PROBLEM TO SOLVE
Every record below is to be retyped exactly, with any pictures left out.

──────────────────────────────

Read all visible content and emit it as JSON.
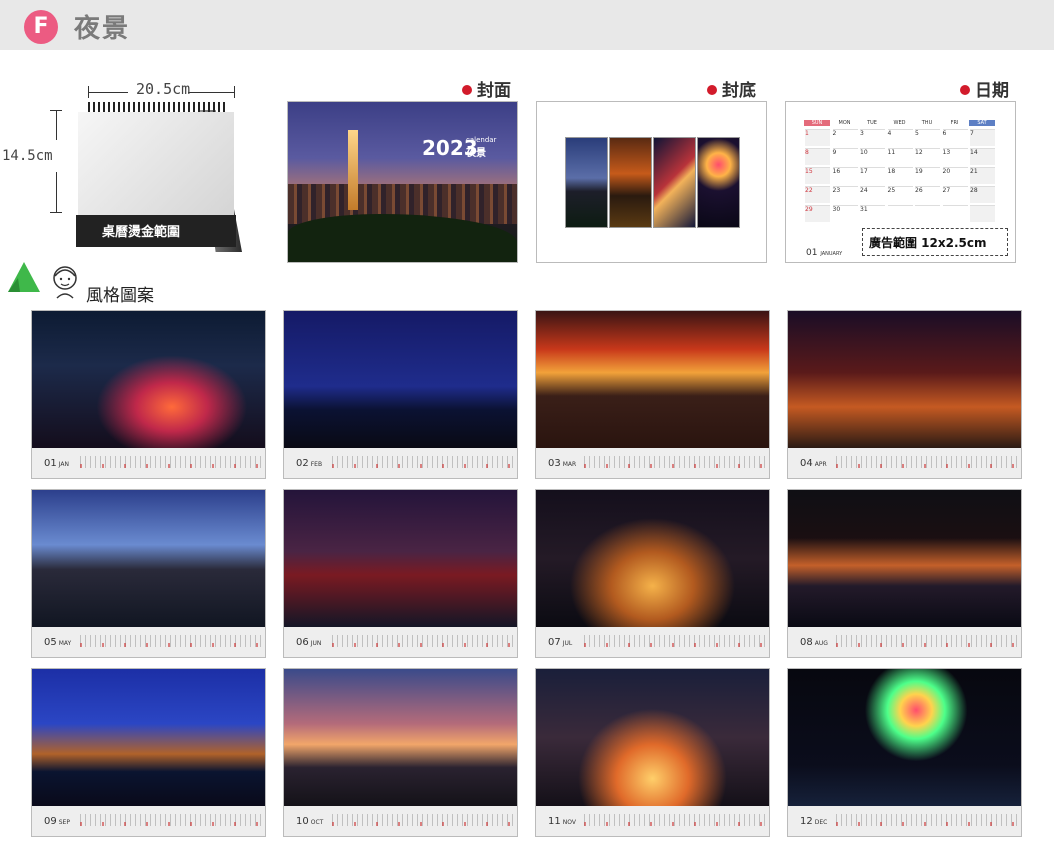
{
  "header": {
    "badge": "F",
    "title": "夜景"
  },
  "desk": {
    "width_label": "20.5cm",
    "height_label": "14.5cm",
    "band_text": "桌曆燙金範圍"
  },
  "sections": {
    "cover": "封面",
    "back": "封底",
    "date": "日期",
    "style": "風格圖案"
  },
  "cover": {
    "year": "2023",
    "sub_en": "calendar",
    "sub_zh": "夜景"
  },
  "date_page": {
    "weekdays": [
      "SUN",
      "MON",
      "TUE",
      "WED",
      "THU",
      "FRI",
      "SAT"
    ],
    "weeks": [
      [
        "1",
        "2",
        "3",
        "4",
        "5",
        "6",
        "7"
      ],
      [
        "8",
        "9",
        "10",
        "11",
        "12",
        "13",
        "14"
      ],
      [
        "15",
        "16",
        "17",
        "18",
        "19",
        "20",
        "21"
      ],
      [
        "22",
        "23",
        "24",
        "25",
        "26",
        "27",
        "28"
      ],
      [
        "29",
        "30",
        "31",
        "",
        "",
        "",
        ""
      ]
    ],
    "month_num": "01",
    "month_name": "JANUARY",
    "ad_label": "廣告範圍 12x2.5cm"
  },
  "months": [
    {
      "num": "01",
      "abbr": "JAN",
      "scene": "highway"
    },
    {
      "num": "02",
      "abbr": "FEB",
      "scene": "skyline"
    },
    {
      "num": "03",
      "abbr": "MAR",
      "scene": "bridge-sunset"
    },
    {
      "num": "04",
      "abbr": "APR",
      "scene": "cable-bridge"
    },
    {
      "num": "05",
      "abbr": "MAY",
      "scene": "coast-dusk"
    },
    {
      "num": "06",
      "abbr": "JUN",
      "scene": "river-bridge"
    },
    {
      "num": "07",
      "abbr": "JUL",
      "scene": "interchange"
    },
    {
      "num": "08",
      "abbr": "AUG",
      "scene": "temple"
    },
    {
      "num": "09",
      "abbr": "SEP",
      "scene": "harbor-city"
    },
    {
      "num": "10",
      "abbr": "OCT",
      "scene": "sunrise-valley"
    },
    {
      "num": "11",
      "abbr": "NOV",
      "scene": "city-street"
    },
    {
      "num": "12",
      "abbr": "DEC",
      "scene": "fireworks"
    }
  ],
  "colors": {
    "accent_pink": "#ec5b82",
    "dot_red": "#d21b2b",
    "header_bg": "#e8e8e8",
    "sun_header": "#e46b7b",
    "sat_header": "#5d7fc4"
  }
}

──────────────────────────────

ANSWER AREA
Read all visible content and emit it as JSON.
{
  "header": {
    "badge": "F",
    "title": "夜景"
  },
  "desk": {
    "width_label": "20.5cm",
    "height_label": "14.5cm",
    "band_text": "桌曆燙金範圍"
  },
  "sections": {
    "cover": "封面",
    "back": "封底",
    "date": "日期",
    "style": "風格圖案"
  },
  "cover": {
    "year": "2023",
    "sub_en": "calendar",
    "sub_zh": "夜景"
  },
  "date_page": {
    "weekdays": [
      "SUN",
      "MON",
      "TUE",
      "WED",
      "THU",
      "FRI",
      "SAT"
    ],
    "weeks": [
      [
        "1",
        "2",
        "3",
        "4",
        "5",
        "6",
        "7"
      ],
      [
        "8",
        "9",
        "10",
        "11",
        "12",
        "13",
        "14"
      ],
      [
        "15",
        "16",
        "17",
        "18",
        "19",
        "20",
        "21"
      ],
      [
        "22",
        "23",
        "24",
        "25",
        "26",
        "27",
        "28"
      ],
      [
        "29",
        "30",
        "31",
        "",
        "",
        "",
        ""
      ]
    ],
    "month_num": "01",
    "month_name": "JANUARY",
    "ad_label": "廣告範圍 12x2.5cm"
  },
  "months": [
    {
      "num": "01",
      "abbr": "JAN",
      "scene": "highway"
    },
    {
      "num": "02",
      "abbr": "FEB",
      "scene": "skyline"
    },
    {
      "num": "03",
      "abbr": "MAR",
      "scene": "bridge-sunset"
    },
    {
      "num": "04",
      "abbr": "APR",
      "scene": "cable-bridge"
    },
    {
      "num": "05",
      "abbr": "MAY",
      "scene": "coast-dusk"
    },
    {
      "num": "06",
      "abbr": "JUN",
      "scene": "river-bridge"
    },
    {
      "num": "07",
      "abbr": "JUL",
      "scene": "interchange"
    },
    {
      "num": "08",
      "abbr": "AUG",
      "scene": "temple"
    },
    {
      "num": "09",
      "abbr": "SEP",
      "scene": "harbor-city"
    },
    {
      "num": "10",
      "abbr": "OCT",
      "scene": "sunrise-valley"
    },
    {
      "num": "11",
      "abbr": "NOV",
      "scene": "city-street"
    },
    {
      "num": "12",
      "abbr": "DEC",
      "scene": "fireworks"
    }
  ],
  "colors": {
    "accent_pink": "#ec5b82",
    "dot_red": "#d21b2b",
    "header_bg": "#e8e8e8",
    "sun_header": "#e46b7b",
    "sat_header": "#5d7fc4"
  }
}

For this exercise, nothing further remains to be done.